He has a varied background in Mineral Deposits. He worked for Anglo-American as a Mine Geologist in the Witwatersrand Gold Fields, and Western Mining Corporation as an Exploration Geologist in northern Australia prior to his PhD. Kevin has been involved in research projects that have examined the geology, geochronology, geochemistry, petrology, paragenesis, and fluid evolution of orogenic gold, sediment-hosted and volcanic-hosted base metal, unconformity uranium, and rare earth element mineralization and the rocks with which they are associated, especially in the Precambrian Shield of Canada.
Kevin is a PGeol with Permission to Consult in Saskatchewan, a Fellow of Geoscientists Canada, the Saskatchewan representative of the Canadian Geoscience Standards Board, a Director of the Canadian Geological Foundation, and a member of numerous academic societies.
The Calgary Mineral Exploration Group Society offers monthly lunchtime seminars relating to geology and mining in the province of Alberta, across Canada and around the world.
$20.00 for members
$10.00 for students (with student ID)
$25.00 for non-members
Lounge, Kerby Centre, 1133 – 7th Ave SW, Calgary, AB
Doors Open at 11:30am Talk Commences at 12:00 noon
Please confirm your intention to attend by email to firstname.lastname@example.org so that the appropriate number of meals can be ordered.

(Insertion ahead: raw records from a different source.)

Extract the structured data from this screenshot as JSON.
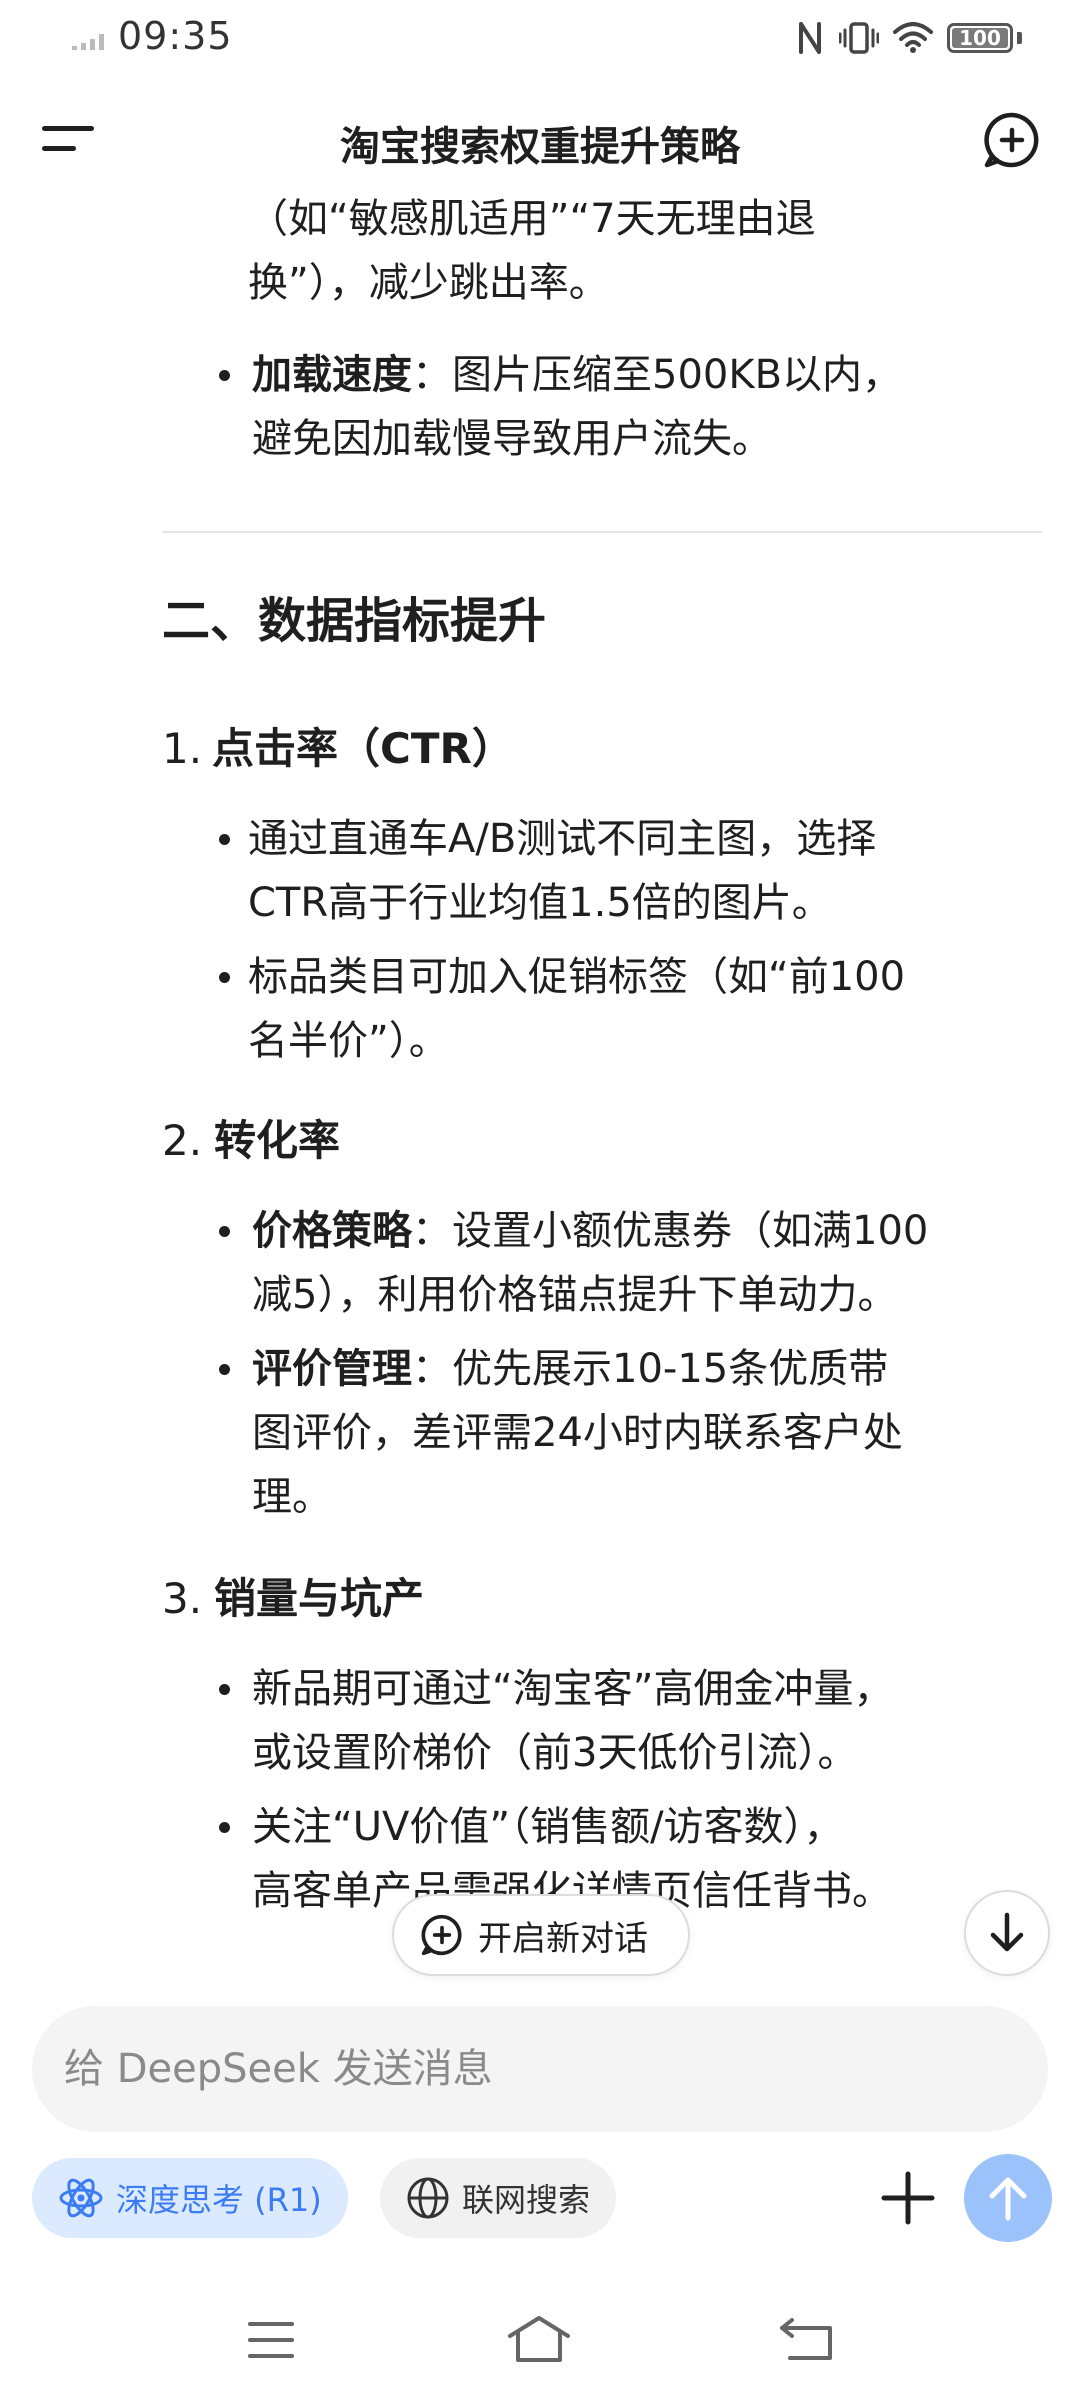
{
  "status_bar": {
    "time": "09:35",
    "battery": "100"
  },
  "header": {
    "title": "淘宝搜索权重提升策略"
  },
  "content": {
    "top_lines": [
      "（如“敏感肌适用”“7天无理由退",
      "换”），减少跳出率。"
    ],
    "load_speed": {
      "label": "加载速度",
      "line1": "：图片压缩至500KB以内，",
      "line2": "避免因加载慢导致用户流失。"
    },
    "section_title": "二、数据指标提升",
    "items": [
      {
        "num": "1.",
        "title": "点击率（CTR）",
        "bullets": [
          {
            "line1": "通过直通车A/B测试不同主图，选择",
            "line2": "CTR高于行业均值1.5倍的图片。"
          },
          {
            "line1": "标品类目可加入促销标签（如“前100",
            "line2": "名半价”）。"
          }
        ]
      },
      {
        "num": "2.",
        "title": "转化率",
        "bullets": [
          {
            "label": "价格策略",
            "line1": "：设置小额优惠券（如满100",
            "line2": "减5），利用价格锚点提升下单动力。"
          },
          {
            "label": "评价管理",
            "line1": "：优先展示10-15条优质带",
            "line2": "图评价，差评需24小时内联系客户处",
            "line3": "理。"
          }
        ]
      },
      {
        "num": "3.",
        "title": "销量与坑产",
        "bullets": [
          {
            "line1": "新品期可通过“淘宝客”高佣金冲量，",
            "line2": "或设置阶梯价（前3天低价引流）。"
          },
          {
            "line1": "关注“UV价值”（销售额/访客数），",
            "line2": "高客单产品需强化详情页信任背书。"
          }
        ]
      }
    ]
  },
  "floating": {
    "new_chat": "开启新对话"
  },
  "input": {
    "placeholder": "给 DeepSeek 发送消息"
  },
  "toolbar": {
    "deep_think": "深度思考 (R1)",
    "web_search": "联网搜索"
  },
  "colors": {
    "accent": "#3b7cf4",
    "send": "#9cc2fb",
    "chip_bg": "#dbeafe"
  }
}
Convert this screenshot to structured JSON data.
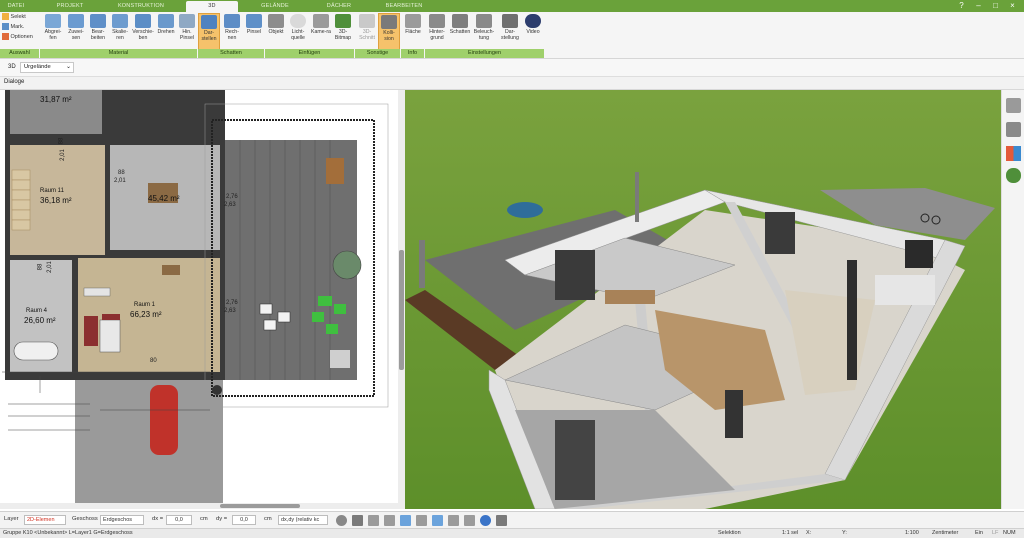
{
  "tabs": [
    "DATEI",
    "PROJEKT",
    "KONSTRUKTION",
    "3D",
    "GELÄNDE",
    "DÄCHER",
    "BEARBEITEN"
  ],
  "window_controls": [
    "?",
    "–",
    "□",
    "×"
  ],
  "ribbon": {
    "select": {
      "selekt": "Selekt",
      "mark": "Mark.",
      "optionen": "Optionen"
    },
    "buttons": [
      {
        "label": "Abgrei-fen"
      },
      {
        "label": "Zuwei-sen"
      },
      {
        "label": "Bear-beiten"
      },
      {
        "label": "Skalie-ren"
      },
      {
        "label": "Verschie-ben"
      },
      {
        "label": "Drehen"
      },
      {
        "label": "Hin. Pinsel"
      },
      {
        "label": "Dar-stellen"
      },
      {
        "label": "Rech-nen"
      },
      {
        "label": "Pinsel"
      },
      {
        "label": "Objekt"
      },
      {
        "label": "Licht-quelle"
      },
      {
        "label": "Kame-ra"
      },
      {
        "label": "3D-Bitmap"
      },
      {
        "label": "3D-Schnitt"
      },
      {
        "label": "Kolli-sion"
      },
      {
        "label": "Fläche"
      },
      {
        "label": "Hinter-grund"
      },
      {
        "label": "Schatten"
      },
      {
        "label": "Beleuch-tung"
      },
      {
        "label": "Dar-stellung"
      },
      {
        "label": "Video"
      }
    ],
    "groups": [
      "Auswahl",
      "Material",
      "Schatten",
      "Einfügen",
      "Sonstige",
      "Info",
      "Einstellungen"
    ]
  },
  "viewbar": {
    "mode": "3D",
    "terrain": "Urgelände"
  },
  "dialog_label": "Dialoge",
  "plan": {
    "rooms": [
      {
        "name": "",
        "area": "31,87 m²"
      },
      {
        "name": "Raum 11",
        "area": "36,18 m²"
      },
      {
        "name": "",
        "area": "45,42 m²"
      },
      {
        "name": "Raum 4",
        "area": "26,60 m²"
      },
      {
        "name": "Raum 1",
        "area": "66,23 m²"
      }
    ],
    "dims": [
      "88",
      "2,01",
      "88",
      "2,01",
      "2,76",
      "2,63",
      "2,76",
      "2,63",
      "88",
      "2,01",
      "80"
    ]
  },
  "propbar": {
    "layer_label": "Layer",
    "layer_value": "2D-Elemen",
    "geschoss_label": "Geschoss",
    "geschoss_value": "Erdgeschos",
    "dx_label": "dx =",
    "dx_value": "0,0",
    "dx_unit": "cm",
    "dy_label": "dy =",
    "dy_value": "0,0",
    "dy_unit": "cm",
    "rel_value": "dx,dy (relativ kc"
  },
  "status": {
    "group": "Gruppe K10 <Unbekannt> L=Layer1 G=Erdgeschoss",
    "mode": "Selektion",
    "sel": "1:1 sel",
    "x": "X:",
    "y": "Y:",
    "scale": "1:100",
    "unit": "Zentimeter",
    "ein": "Ein",
    "lf": "LF",
    "num": "NUM"
  },
  "colors": {
    "tab_green": "#6aa23a",
    "group_green": "#9fd06b",
    "selected_orange": "#f5c26b",
    "grass": "#6a9a2e"
  }
}
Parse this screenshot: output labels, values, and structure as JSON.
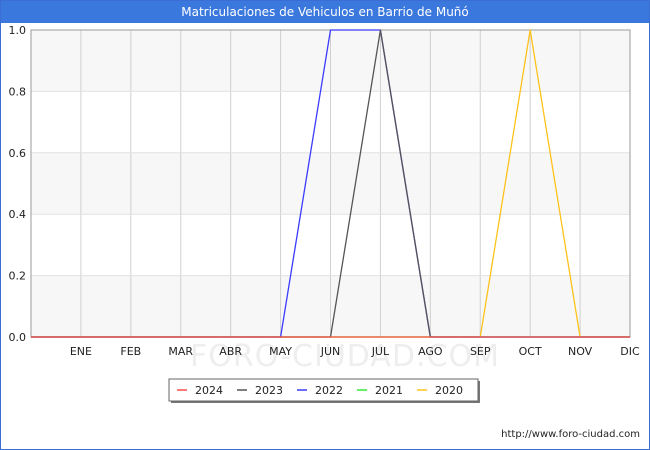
{
  "title": "Matriculaciones de Vehiculos en Barrio de Muñó",
  "watermark": "FORO-CIUDAD.COM",
  "footer_url": "http://www.foro-ciudad.com",
  "chart_data": {
    "type": "line",
    "title": "Matriculaciones de Vehiculos en Barrio de Muñó",
    "xlabel": "",
    "ylabel": "",
    "categories": [
      "",
      "ENE",
      "FEB",
      "MAR",
      "ABR",
      "MAY",
      "JUN",
      "JUL",
      "AGO",
      "SEP",
      "OCT",
      "NOV",
      "DIC"
    ],
    "ylim": [
      0,
      1
    ],
    "yticks": [
      "0.0",
      "0.2",
      "0.4",
      "0.6",
      "0.8",
      "1.0"
    ],
    "grid": true,
    "legend_position": "bottom-center",
    "series": [
      {
        "name": "2024",
        "color": "#ff4d4d",
        "values": [
          0,
          0,
          0,
          0,
          0,
          0,
          0,
          0,
          0,
          0,
          0,
          0,
          0
        ]
      },
      {
        "name": "2023",
        "color": "#555555",
        "values": [
          0,
          0,
          0,
          0,
          0,
          0,
          0,
          1,
          0,
          0,
          0,
          0,
          0
        ]
      },
      {
        "name": "2022",
        "color": "#3b3bff",
        "values": [
          0,
          0,
          0,
          0,
          0,
          0,
          1,
          1,
          0,
          0,
          0,
          0,
          0
        ]
      },
      {
        "name": "2021",
        "color": "#33ee33",
        "values": [
          0,
          0,
          0,
          0,
          0,
          0,
          0,
          0,
          0,
          0,
          0,
          0,
          0
        ]
      },
      {
        "name": "2020",
        "color": "#ffc21a",
        "values": [
          0,
          0,
          0,
          0,
          0,
          0,
          0,
          0,
          0,
          0,
          1,
          0,
          0
        ]
      }
    ]
  }
}
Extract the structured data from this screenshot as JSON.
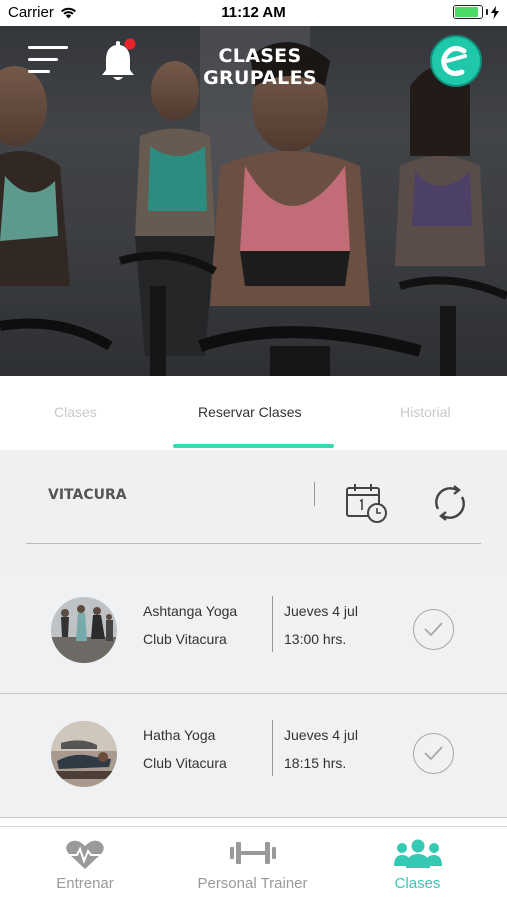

If you would like to present a lunch time talk to a keen audience of 40 or 50 professionals, please contact Glen Jones at: email@example.com or telephone 403-651-3086 to submit your topic and abstract for review. If you or your company would like to sponsor a meeting please contact Glen Jones for further information.